The group began to explore this new performance that Cheryl was doing. Some felt confused by what she was saying. They wondered what this unexpected thing was that she was “getting” from the group. As the therapist I appreciate how difficult it can be to try to describe the experience of not quite knowing what’s going on. Several times, Cheryl said she didn’t know how to talk about this.
“Why do we have to know how?” I asked. “Let’s keep building with what you’re giving us.”
Cheryl looked at me. “That’s helpful,” she said, and was silent for a moment. “Okay. I think what’s happening is that I’m not a patient anymore. I’m now a non-patient member of the group. Does that make any sense?”
“It doesn’t have to!” I said. “Making sense isn’t all it’s cracked up to be as far as I’m concerned.” The group laughed.
Cheryl continued. “You have to understand — I’ve been in therapy my whole life. I’ve always been a Patient, with a capital P, especially when things get tough. But now, even with a 102° fever, bronchitis and a bad back, I didn’t go back to the ‘poor patient’ performance I always do — OH, POOR ME! I NEED HELP.” She looked at me. “I didn’t know that was possible. You and the group have given me this.”
Other group members urged Cheryl to tell them more, that they were with her but still weren’t sure what she was saying. Andrew said, “What do you mean when you say that you were mad at Christine, that she shut you down? I hear that you feel really strongly about it, but I haven’t experienced it myself.”
Cheryl looked thoughtful. “Remember how a few sessions ago I was telling the group about planning to go to my college reunion — that I was feeling crazy and frightened about seeing the man who rejected me back then? I thought I would be humiliated to see him. I framed everything I was saying with ‘Oh, I’m so passive, I’m so tortured, I can’t make decisions.’”
Cheryl paused as the group remembered this extended discussion. “So eventually we asked Christine what she thought. And she just said, ‘So if you don’t want to go, don’t go.’”
Cheryl looked at me. “You refused to relate to me psychologically. I began to perform — we both did. I wasn’t ‘the patient’ and you weren’t ‘the therapist.’ We were performing something else, something that’s not psychology.”
Andrew nodded. “You’ve been busting your ass to break out of a very painful history — from making demands on your parents, to beginning to look for a job, to being in group therapy after 20 years in individual therapy.”
“Exactly,” Cheryl said. “That’s what I’m saying.

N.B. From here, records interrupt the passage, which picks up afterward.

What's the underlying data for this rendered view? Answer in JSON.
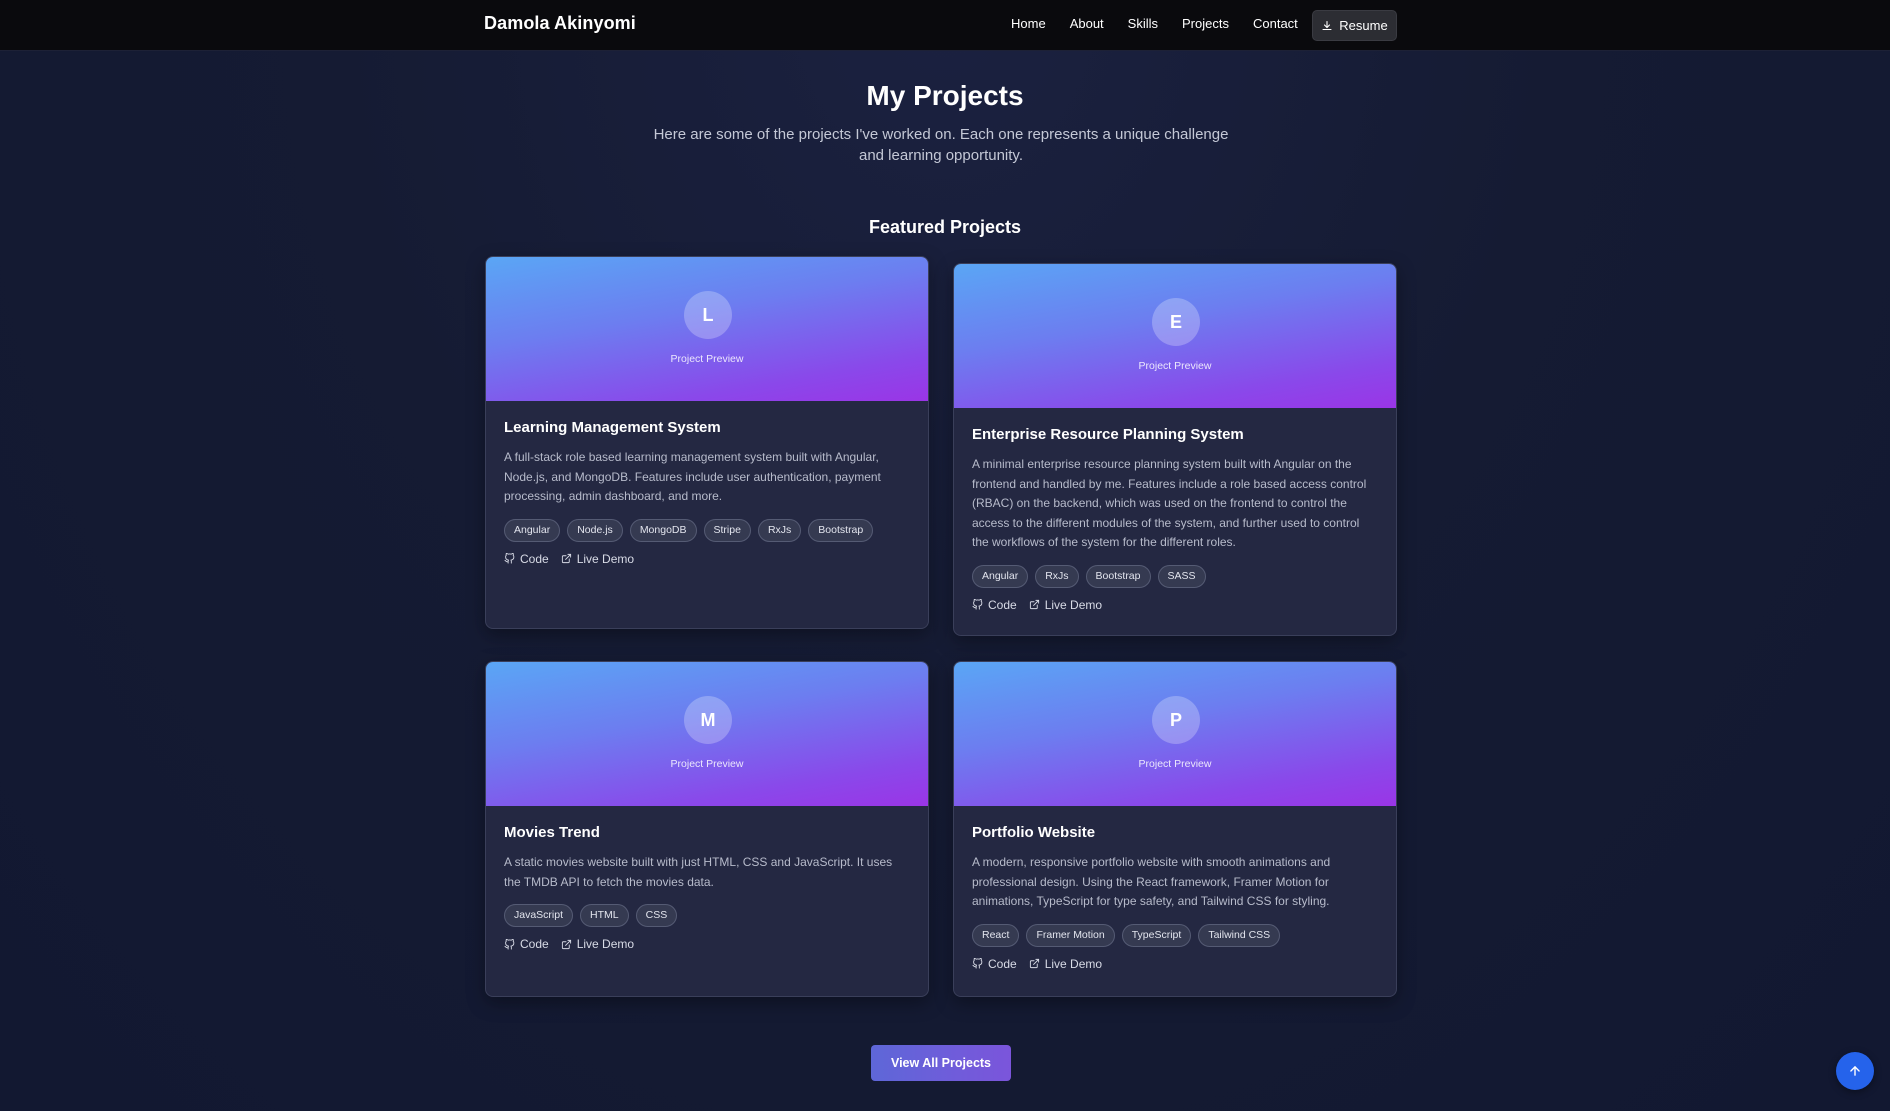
{
  "nav": {
    "brand": "Damola Akinyomi",
    "links": [
      "Home",
      "About",
      "Skills",
      "Projects",
      "Contact"
    ],
    "resume_label": "Resume"
  },
  "header": {
    "title": "My Projects",
    "subtitle": "Here are some of the projects I've worked on. Each one represents a unique challenge and learning opportunity."
  },
  "featured": {
    "title": "Featured Projects",
    "preview_label": "Project Preview",
    "code_label": "Code",
    "demo_label": "Live Demo",
    "projects": [
      {
        "initial": "L",
        "title": "Learning Management System",
        "description": "A full-stack role based learning management system built with Angular, Node.js, and MongoDB. Features include user authentication, payment processing, admin dashboard, and more.",
        "tags": [
          "Angular",
          "Node.js",
          "MongoDB",
          "Stripe",
          "RxJs",
          "Bootstrap"
        ]
      },
      {
        "initial": "E",
        "title": "Enterprise Resource Planning System",
        "description": "A minimal enterprise resource planning system built with Angular on the frontend and handled by me. Features include a role based access control (RBAC) on the backend, which was used on the frontend to control the access to the different modules of the system, and further used to control the workflows of the system for the different roles.",
        "tags": [
          "Angular",
          "RxJs",
          "Bootstrap",
          "SASS"
        ]
      },
      {
        "initial": "M",
        "title": "Movies Trend",
        "description": "A static movies website built with just HTML, CSS and JavaScript. It uses the TMDB API to fetch the movies data.",
        "tags": [
          "JavaScript",
          "HTML",
          "CSS"
        ]
      },
      {
        "initial": "P",
        "title": "Portfolio Website",
        "description": "A modern, responsive portfolio website with smooth animations and professional design. Using the React framework, Framer Motion for animations, TypeScript for type safety, and Tailwind CSS for styling.",
        "tags": [
          "React",
          "Framer Motion",
          "TypeScript",
          "Tailwind CSS"
        ]
      }
    ]
  },
  "view_all_label": "View All Projects",
  "icons": {
    "resume": "download-icon",
    "code": "github-icon",
    "demo": "external-link-icon",
    "scroll_top": "arrow-up-icon"
  },
  "colors": {
    "accent": "#2563eb",
    "navbar_bg": "#0a0a0d",
    "card_bg": "#242842",
    "preview_gradient_start": "#5aa6f5",
    "preview_gradient_end": "#9a35e6"
  }
}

This group — it’s working. I can see how in individual therapy being a ‘patient’ is what you’re supposed to be! What I mean is that you just weren’t very engaged by my ghosts, my fears. You’ve basically been listening and listening and finally you said ‘I hear you and now what?’”
Cheryl looked around the room. “Do you all get what I am saying?”

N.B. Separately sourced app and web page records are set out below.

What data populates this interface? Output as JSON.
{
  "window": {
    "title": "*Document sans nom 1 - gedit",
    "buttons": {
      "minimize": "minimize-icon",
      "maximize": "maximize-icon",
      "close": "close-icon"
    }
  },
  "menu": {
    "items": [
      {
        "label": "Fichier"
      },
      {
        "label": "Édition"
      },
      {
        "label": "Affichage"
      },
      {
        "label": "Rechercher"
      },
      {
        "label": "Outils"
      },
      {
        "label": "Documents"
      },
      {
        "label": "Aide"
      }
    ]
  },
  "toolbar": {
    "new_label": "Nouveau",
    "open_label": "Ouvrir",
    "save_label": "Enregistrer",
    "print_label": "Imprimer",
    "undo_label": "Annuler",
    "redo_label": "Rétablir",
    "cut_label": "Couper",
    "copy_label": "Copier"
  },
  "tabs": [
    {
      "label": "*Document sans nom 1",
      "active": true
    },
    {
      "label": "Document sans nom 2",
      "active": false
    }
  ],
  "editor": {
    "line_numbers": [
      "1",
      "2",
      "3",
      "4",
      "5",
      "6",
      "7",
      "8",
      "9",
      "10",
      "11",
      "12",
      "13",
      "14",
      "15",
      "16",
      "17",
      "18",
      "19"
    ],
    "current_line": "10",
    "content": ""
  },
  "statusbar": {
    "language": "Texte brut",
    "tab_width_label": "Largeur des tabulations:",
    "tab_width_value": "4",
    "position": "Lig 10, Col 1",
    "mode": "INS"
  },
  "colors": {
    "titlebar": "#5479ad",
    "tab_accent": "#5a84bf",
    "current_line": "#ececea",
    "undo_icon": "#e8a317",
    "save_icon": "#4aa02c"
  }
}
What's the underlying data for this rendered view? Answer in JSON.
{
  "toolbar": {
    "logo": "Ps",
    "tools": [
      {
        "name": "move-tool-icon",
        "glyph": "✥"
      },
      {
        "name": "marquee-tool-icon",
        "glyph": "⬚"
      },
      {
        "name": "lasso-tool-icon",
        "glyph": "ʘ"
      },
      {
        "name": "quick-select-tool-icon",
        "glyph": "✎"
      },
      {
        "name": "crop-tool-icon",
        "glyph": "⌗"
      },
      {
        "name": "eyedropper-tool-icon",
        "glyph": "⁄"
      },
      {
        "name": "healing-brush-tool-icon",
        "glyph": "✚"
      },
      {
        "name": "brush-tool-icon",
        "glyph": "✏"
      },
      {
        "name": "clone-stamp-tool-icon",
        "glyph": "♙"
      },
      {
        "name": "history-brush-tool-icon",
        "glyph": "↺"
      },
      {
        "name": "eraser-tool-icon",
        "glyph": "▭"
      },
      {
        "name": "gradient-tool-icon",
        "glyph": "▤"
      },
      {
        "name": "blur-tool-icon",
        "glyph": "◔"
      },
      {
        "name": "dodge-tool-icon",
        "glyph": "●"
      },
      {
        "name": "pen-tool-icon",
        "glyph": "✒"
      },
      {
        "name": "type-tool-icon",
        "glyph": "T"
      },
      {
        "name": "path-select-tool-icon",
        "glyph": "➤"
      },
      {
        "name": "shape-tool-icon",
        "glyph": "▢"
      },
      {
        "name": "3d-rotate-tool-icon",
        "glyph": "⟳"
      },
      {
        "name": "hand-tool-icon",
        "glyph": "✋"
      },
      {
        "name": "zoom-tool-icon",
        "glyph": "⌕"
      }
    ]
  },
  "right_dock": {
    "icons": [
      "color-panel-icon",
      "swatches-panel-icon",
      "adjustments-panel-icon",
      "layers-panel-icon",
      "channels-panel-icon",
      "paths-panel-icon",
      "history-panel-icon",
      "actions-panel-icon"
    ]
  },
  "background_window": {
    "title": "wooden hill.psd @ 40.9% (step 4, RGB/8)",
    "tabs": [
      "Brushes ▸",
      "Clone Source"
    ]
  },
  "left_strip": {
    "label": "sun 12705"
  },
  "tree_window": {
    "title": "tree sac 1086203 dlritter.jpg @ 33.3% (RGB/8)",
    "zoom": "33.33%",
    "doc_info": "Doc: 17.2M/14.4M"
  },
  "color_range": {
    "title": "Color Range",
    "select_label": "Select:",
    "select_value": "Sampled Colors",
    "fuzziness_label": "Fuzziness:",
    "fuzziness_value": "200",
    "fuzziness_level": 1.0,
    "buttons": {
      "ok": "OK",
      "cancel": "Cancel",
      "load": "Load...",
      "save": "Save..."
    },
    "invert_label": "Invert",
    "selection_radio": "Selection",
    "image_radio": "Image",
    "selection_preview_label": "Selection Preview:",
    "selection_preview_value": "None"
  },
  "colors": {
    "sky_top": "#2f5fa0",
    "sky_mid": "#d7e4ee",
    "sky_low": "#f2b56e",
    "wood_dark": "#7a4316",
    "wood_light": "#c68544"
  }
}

“Yes,” I said, “I think I do. You’re developing.”
Diane smiled. “We did that!” she said. “Maybe we should all be working on not being patients.”

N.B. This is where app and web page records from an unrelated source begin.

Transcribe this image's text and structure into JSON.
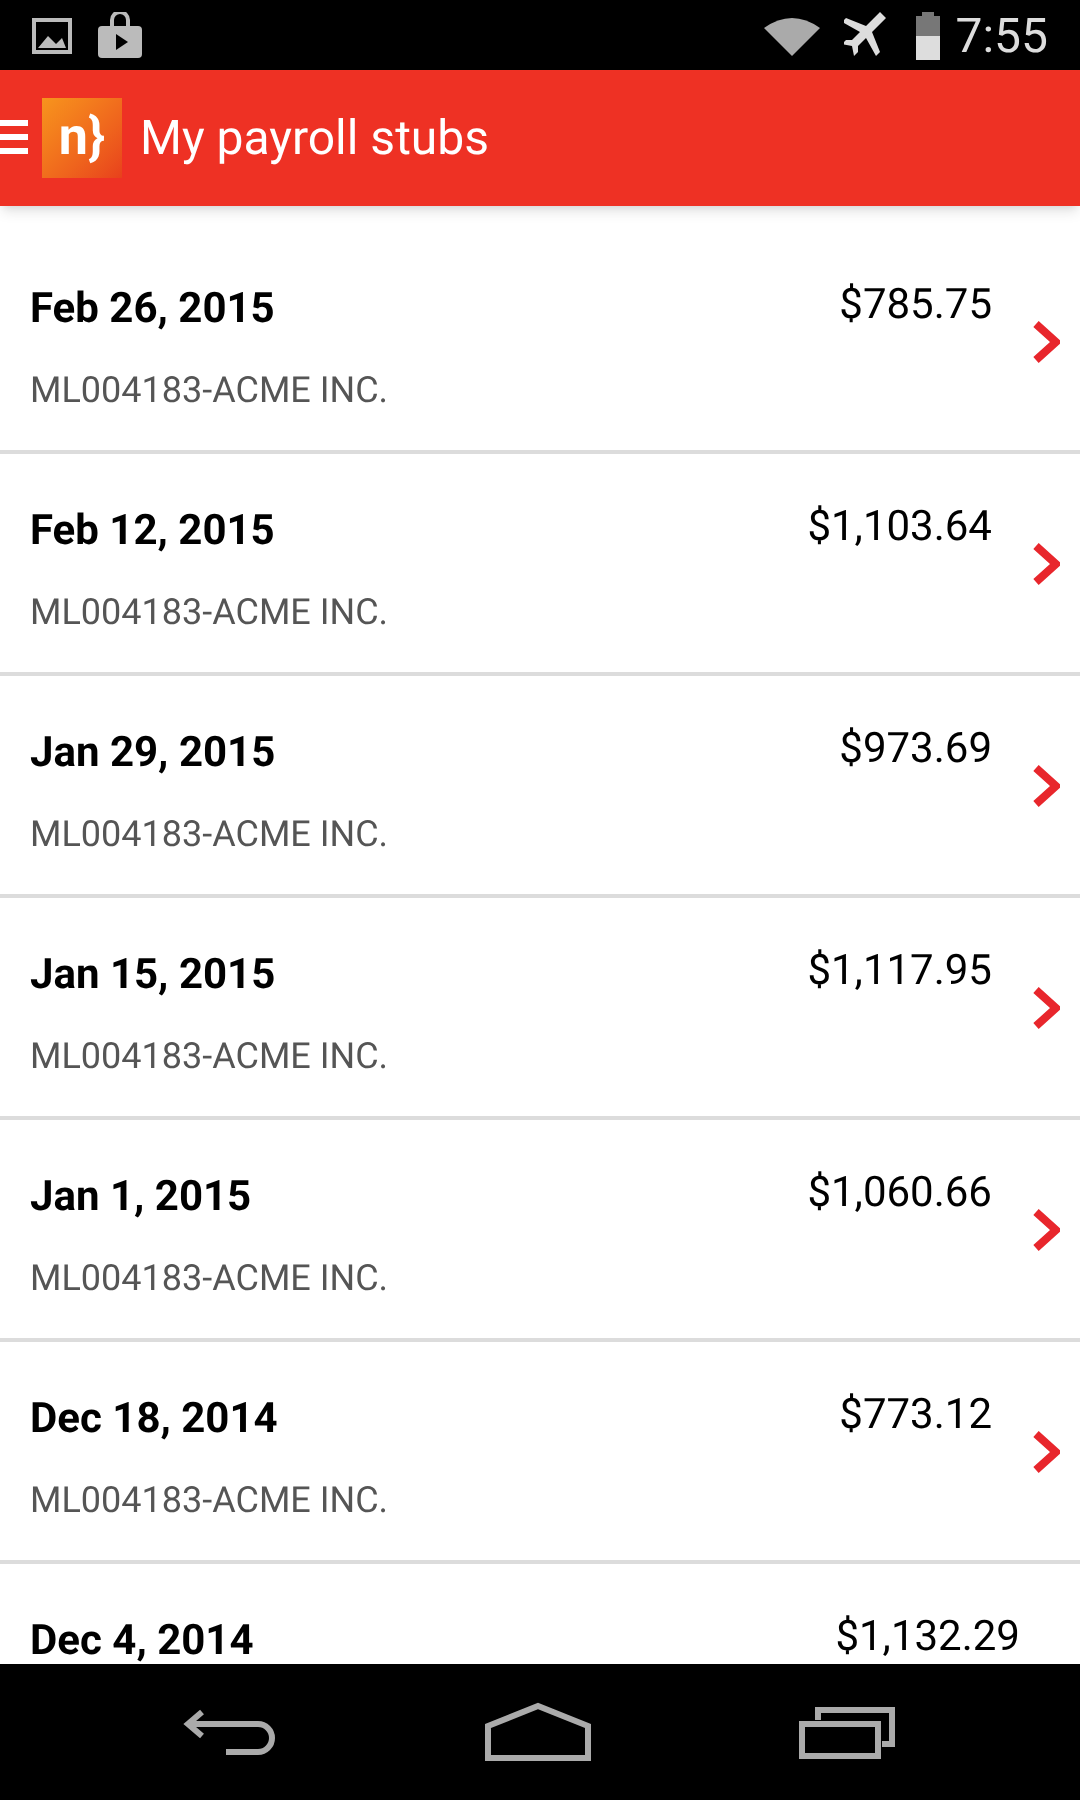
{
  "status_bar": {
    "time": "7:55"
  },
  "header": {
    "title": "My payroll stubs",
    "logo": "n}"
  },
  "stubs": [
    {
      "date": "Feb 26, 2015",
      "amount": "$785.75",
      "company": "ML004183-ACME INC."
    },
    {
      "date": "Feb 12, 2015",
      "amount": "$1,103.64",
      "company": "ML004183-ACME INC."
    },
    {
      "date": "Jan 29, 2015",
      "amount": "$973.69",
      "company": "ML004183-ACME INC."
    },
    {
      "date": "Jan 15, 2015",
      "amount": "$1,117.95",
      "company": "ML004183-ACME INC."
    },
    {
      "date": "Jan 1, 2015",
      "amount": "$1,060.66",
      "company": "ML004183-ACME INC."
    },
    {
      "date": "Dec 18, 2014",
      "amount": "$773.12",
      "company": "ML004183-ACME INC."
    },
    {
      "date": "Dec 4, 2014",
      "amount": "$1,132.29"
    }
  ]
}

Cheryl smiled. ”Yeah, we did that!” She turned to me. “She’s not a patient anymore… but you’re still a therapist, right?”
The group laughed.
Understandably, many people come to therapy to “get help.” At the Social Therapy Group, we think that the activity traditionally thought of as “getting help” usually means becoming a passive consumer of the therapist’s insight. In social therapy we work to do something else — to build an environment in which people can work together to create something new. What we create together is emergent, continuously creative, driven by new conceptions of collective performance, and at best, it’s transformative for everyone. It’s an environment of discovery, and ultimately we discover how we can create new emotional performances by working together.
What new performances would you like to be able to create? Leave a comment and inspire us.